As for herself, she writes: "I am no heroine. I would never have challenged Gerry or raised the specter of ubiquitous sexism in the medical environment had it not been for Gerry's appointment to department chair. With that move, Dean Korn validated not only Gerry's behavior but also an old-fashioned template for success in academic medicine."
Up for promotion
The book will be seen by many as an act of courage not only because it will doubtless renew anger against her by some colleagues, but also because she is up for a permanent position as chief of staff of the Palo Alto Veterans Health Care System, affiliated with Stanford. An appointment to that post is expected to be made within weeks, if not days.
Coincidentally, "Walking Out" makes its appearance during another rough period for the medical school: In two separate actions last month, two female doctors filed lawsuits against the medical school.

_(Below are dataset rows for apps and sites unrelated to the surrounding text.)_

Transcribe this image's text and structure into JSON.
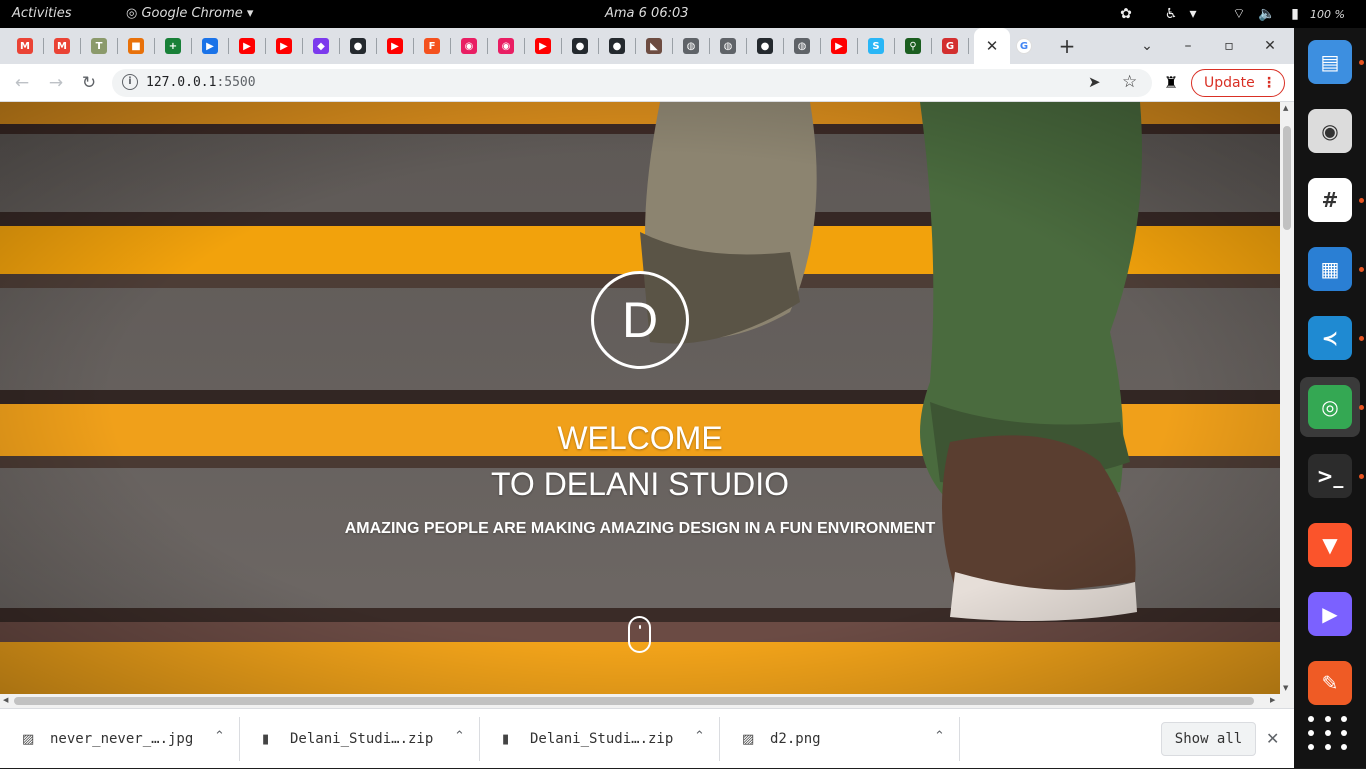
{
  "topbar": {
    "activities": "Activities",
    "app_name": "Google Chrome",
    "clock": "Ama 6 06:03",
    "battery": "100 %"
  },
  "tabs": [
    {
      "icon": "gmail-icon",
      "glyph": "M",
      "color": "#ea4335"
    },
    {
      "icon": "gmail-icon",
      "glyph": "M",
      "color": "#ea4335"
    },
    {
      "icon": "palm-icon",
      "glyph": "T",
      "color": "#8b9a6b"
    },
    {
      "icon": "puzzle-icon",
      "glyph": "■",
      "color": "#e8710a"
    },
    {
      "icon": "sheets-icon",
      "glyph": "+",
      "color": "#188038"
    },
    {
      "icon": "video-player-icon",
      "glyph": "▶",
      "color": "#1a73e8"
    },
    {
      "icon": "youtube-icon",
      "glyph": "▶",
      "color": "#ff0000"
    },
    {
      "icon": "youtube-icon",
      "glyph": "▶",
      "color": "#ff0000"
    },
    {
      "icon": "diamond-icon",
      "glyph": "◆",
      "color": "#7c3aed"
    },
    {
      "icon": "github-icon",
      "glyph": "●",
      "color": "#24292e"
    },
    {
      "icon": "youtube-icon",
      "glyph": "▶",
      "color": "#ff0000"
    },
    {
      "icon": "f-letter-icon",
      "glyph": "F",
      "color": "#f4511e"
    },
    {
      "icon": "play-record-icon",
      "glyph": "◉",
      "color": "#e91e63"
    },
    {
      "icon": "play-record-icon",
      "glyph": "◉",
      "color": "#e91e63"
    },
    {
      "icon": "youtube-icon",
      "glyph": "▶",
      "color": "#ff0000"
    },
    {
      "icon": "github-icon",
      "glyph": "●",
      "color": "#24292e"
    },
    {
      "icon": "github-icon",
      "glyph": "●",
      "color": "#24292e"
    },
    {
      "icon": "africa-map-icon",
      "glyph": "◣",
      "color": "#6d4c41"
    },
    {
      "icon": "globe-icon",
      "glyph": "◍",
      "color": "#5f6368"
    },
    {
      "icon": "globe-icon",
      "glyph": "◍",
      "color": "#5f6368"
    },
    {
      "icon": "github-icon",
      "glyph": "●",
      "color": "#24292e"
    },
    {
      "icon": "globe-icon",
      "glyph": "◍",
      "color": "#5f6368"
    },
    {
      "icon": "youtube-icon",
      "glyph": "▶",
      "color": "#ff0000"
    },
    {
      "icon": "s-letter-icon",
      "glyph": "S",
      "color": "#29b6f6"
    },
    {
      "icon": "runner-icon",
      "glyph": "⚲",
      "color": "#1b5e20"
    },
    {
      "icon": "g-shield-icon",
      "glyph": "G",
      "color": "#d32f2f"
    }
  ],
  "active_tab": {
    "icon": "close-icon",
    "glyph": "✕"
  },
  "google_tab": {
    "icon": "google-icon",
    "glyph": "G"
  },
  "url": {
    "host": "127.0.0.1",
    "port": ":5500"
  },
  "update_button": {
    "label": "Update"
  },
  "hero": {
    "logo_letter": "D",
    "title_line1": "WELCOME",
    "title_line2": "TO DELANI STUDIO",
    "subtitle": "AMAZING PEOPLE ARE MAKING AMAZING DESIGN IN A FUN ENVIRONMENT"
  },
  "downloads": [
    {
      "icon": "image-file-icon",
      "name": "never_never_….jpg"
    },
    {
      "icon": "zip-file-icon",
      "name": "Delani_Studi….zip"
    },
    {
      "icon": "zip-file-icon",
      "name": "Delani_Studi….zip"
    },
    {
      "icon": "image-file-icon",
      "name": "d2.png"
    }
  ],
  "show_all": "Show all",
  "dock": [
    {
      "icon": "files-icon",
      "color": "#3d8fe0",
      "glyph": "▤",
      "running": true
    },
    {
      "icon": "rhythmbox-icon",
      "color": "#dcdcdc",
      "glyph": "◉",
      "running": false
    },
    {
      "icon": "slack-icon",
      "color": "#ffffff",
      "glyph": "#",
      "running": true
    },
    {
      "icon": "libreoffice-impress-icon",
      "color": "#2a7fd4",
      "glyph": "▦",
      "running": true
    },
    {
      "icon": "vscode-icon",
      "color": "#1f8ad2",
      "glyph": "≺",
      "running": true
    },
    {
      "icon": "chrome-icon",
      "color": "#34a853",
      "glyph": "◎",
      "running": true
    },
    {
      "icon": "terminal-icon",
      "color": "#2c2c2c",
      "glyph": ">_",
      "running": true
    },
    {
      "icon": "brave-icon",
      "color": "#fb542b",
      "glyph": "▼",
      "running": false
    },
    {
      "icon": "media-player-icon",
      "color": "#7b61ff",
      "glyph": "▶",
      "running": false
    },
    {
      "icon": "postman-icon",
      "color": "#ef5b25",
      "glyph": "✎",
      "running": false
    }
  ],
  "colors": {
    "accent_red": "#d93025",
    "hero_yellow": "#f2a20c",
    "dock_running_dot": "#e95420"
  }
}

Dr. Kate O'Hanlan, who has won a number of honors and was twice named one of the Bay Area's best doctors in a magazine poll of physicians, alleges in her lawsuit that Stanford discriminated against her because she is a lesbian.
And Dr. Amrita Dosanjh claims in her lawsuit that the school discriminated against her because she is a woman and is of East Indian descent.
Now working almost exclusively at the massive VA campus in Palo Alto, Dr. Conley has nurtured a personal life that is somewhat different from what it had been in 1991. Her hours are more predictable, she says, even though she rarely works less than 12 hours a day.
That leaves her more time to enjoy reading things other than medical journals, to pursue more interests for personal pleasure, and to be with her husband, Philip, who shares her interests in running and other sports.
Frances Krauskopf Conley was born at Stanford, the daughter of a Stanford professor emeritus in geochemistry and a former educator and counselor. Conrad and Kathryn Krauskopf, at one time residents of Ladera, now live again on the Stanford campus.
It was at Stanford that Dr. Conley met Philip, an international track and field competitor who had represented the United States in the javelin at the 1956 Olympics. She wanted to learn to throw the javelin, and sought him out as he was running warm-up laps on Stanford's athletic field. They were married the following summer.
When they met, he worked for Raychem, but eventually founded his own financial advising and consulting company.
Dr. Conley writes that her husband, tall and attractive, manages to garner all the attention when they go out together among people who don't know them -- and, she adds, she doesn't especially like being ignored.
"Only rarely am I asked whether or not I work," she writes. "At times at social affairs I am tempted to wear a T-shirt embossed with "I'm a brain surgeon -- if interested, ask!'"